THE HITCHHIKER’S GUIDE TO THE GALAXY (2005) – 7TWO, 7.30pm
Martin Freeman, Mos Def, Sam Rockwell, Zooey Deschanel. The late Douglas Adams’ literary favourite finally materialised in this bright, booming, bizarre film that perfectly captures the essence of his tales. Martin Freeman (Sherlock) plays the Brit everyman who hitches a ride to outer space with his incognito alien buddy (Mos Def) just before the destruction of Earth. Hooking up with the last remaining female human (Zooey Deschanel), the trio becomes involved in the wild schemes of the galaxy’s zany president (Sam Rockwell). A wonderfully wry sci-fi comedy with jaw-dropping effects and shrewd pondering of the “meaning of life”.
xXx: THE NEXT LEVEL (2005) – GO!, 8.30pm

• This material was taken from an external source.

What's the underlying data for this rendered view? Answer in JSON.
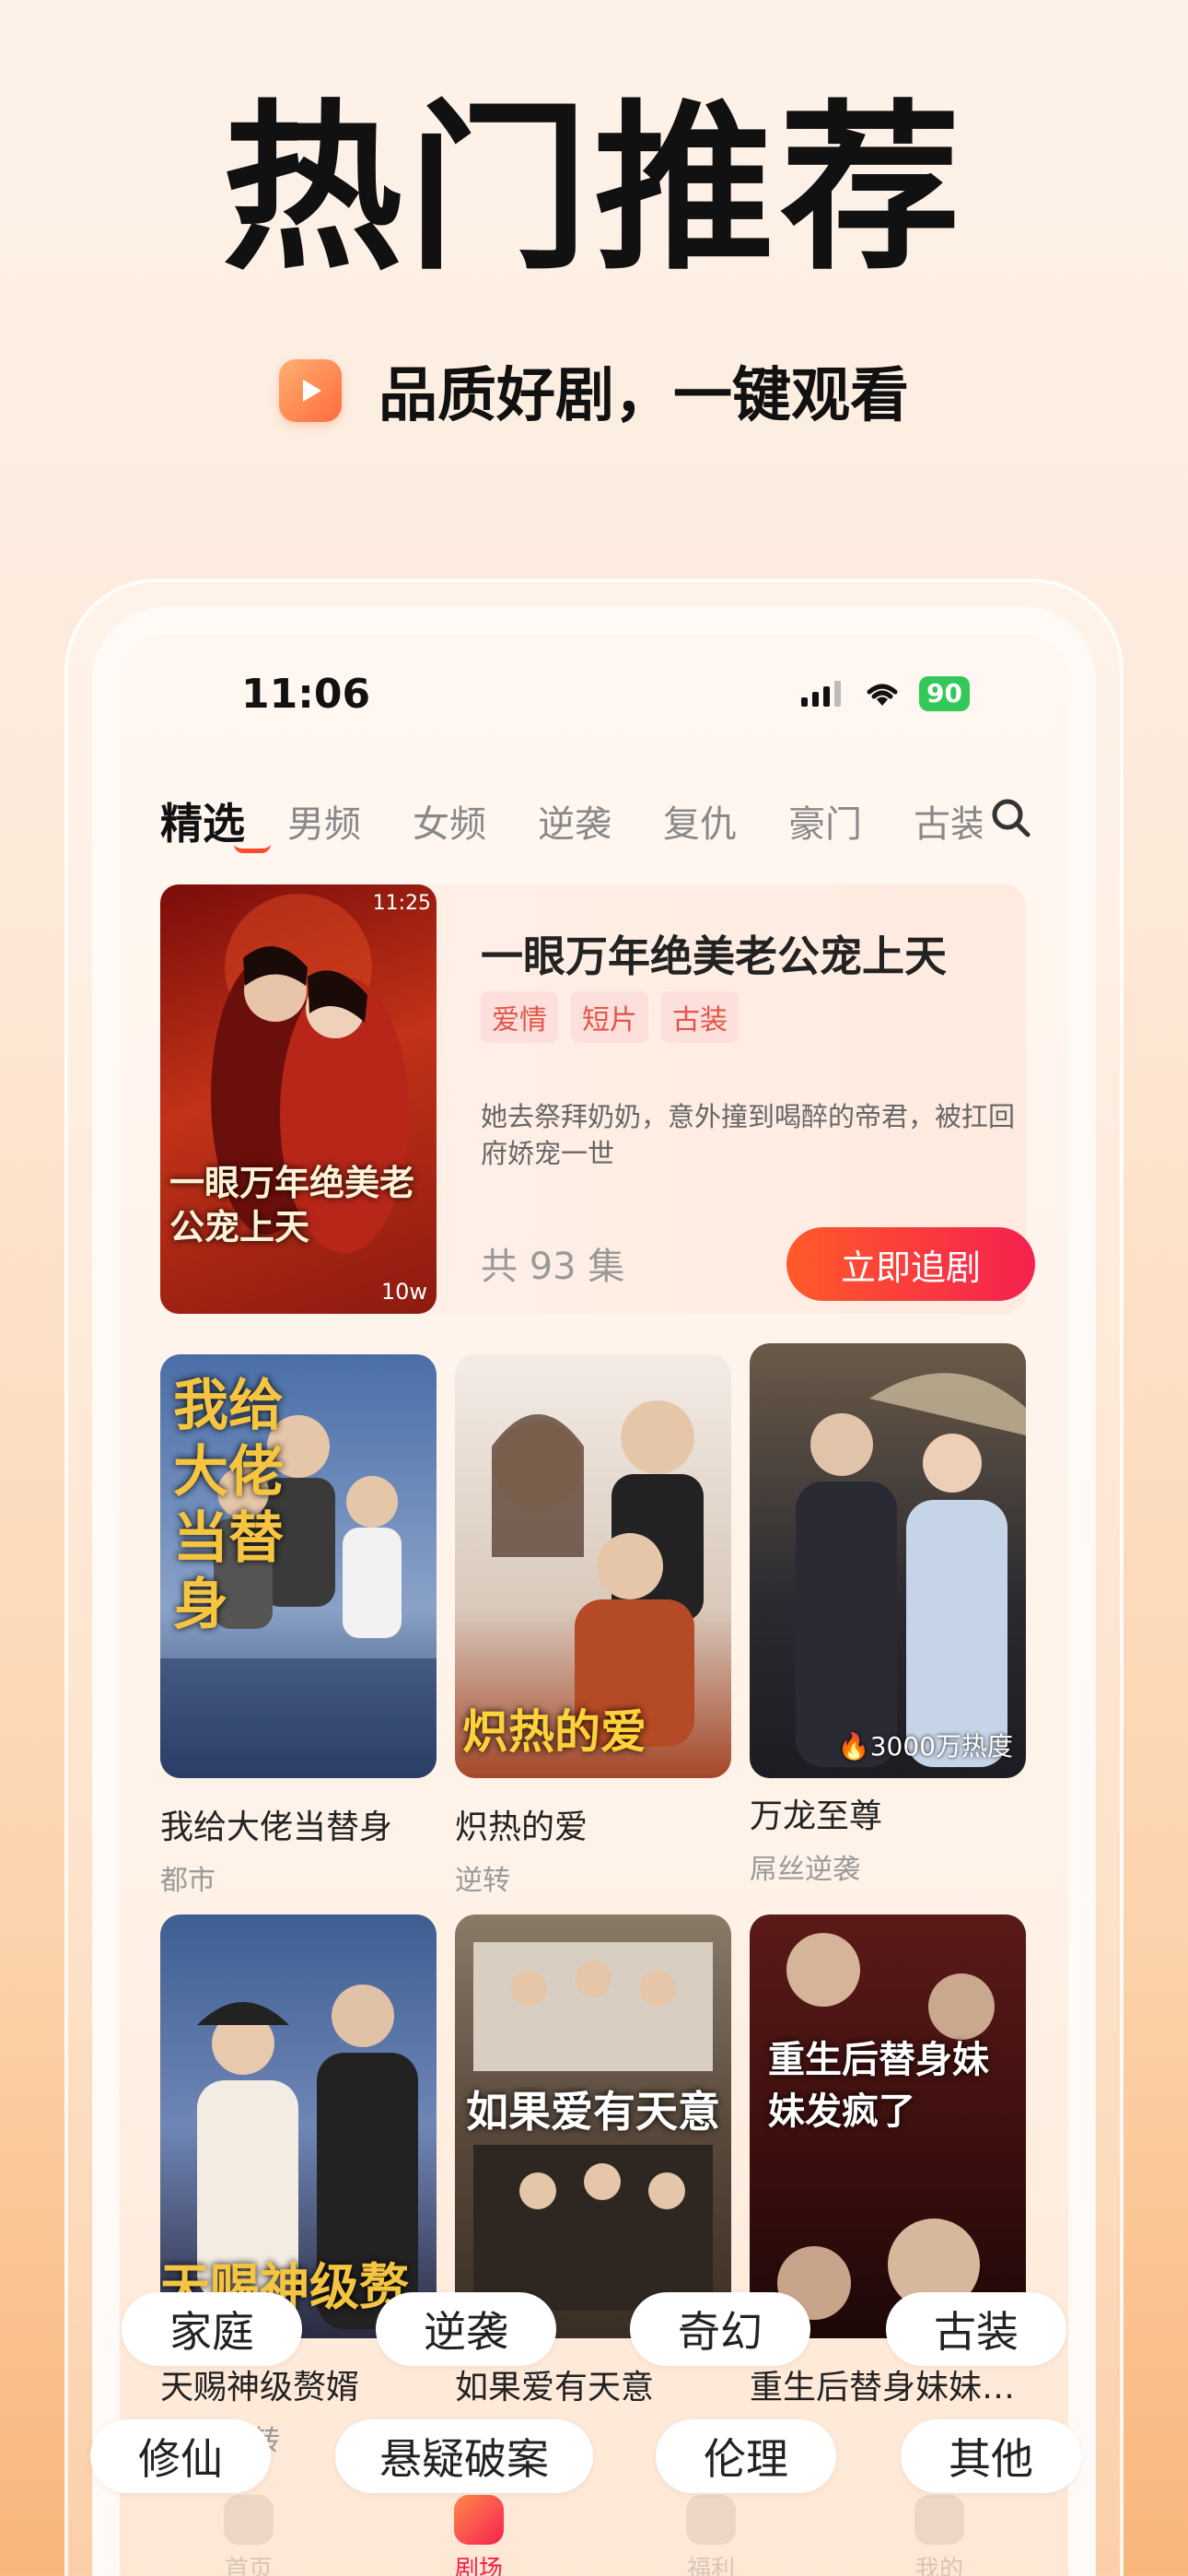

Ice Cube, Willem Dafoe, Samuel L. Jackson. Owing to a contract dispute, Vin Diesel did not reprise his role of knucklehead secret agent Xander Cage for this sequel. Clearly not the man to fill Diesel’s boots (c’mon, we’re talking about a tubby, pioneering rap star who’s better known for clipping hair in Barbershop), Ice Cube plays ex-Navy SEAL Darius Stone. Poached from prison by the shadowy Agent Gibbons (Samuel L. Jackson), Stone is inducted into the xXx program and forced to stop the assassination of the US president. This desperately mindless action spectacle is so bad – we’re not talking “gangsta” bad – it’s funny.
STAYING ALIVE (1983) – ELEVEN, 9.30pm
John Travolta, Cynthia Rhodes, Finola Hughes. When not plotting how to get Rocky Balboa back in the ring for another sequel, Sylvester Stallone wrote and directed this monstrously entertaining camp-athon. Many people forget that this is actually a sequel to Saturday Night Fever. Yep, Tony Manero (John Travolta) becomes a Broadway dancer! Keep an eye out for an amusing blink-and-you’ll-miss-it cameo from Sly, and an ear out for his brother Frank who shares an equal, but entirely forgettable, number of songs with The Bee Gees on the soundtrack. Perplexing, but then again, most of the ’80s was.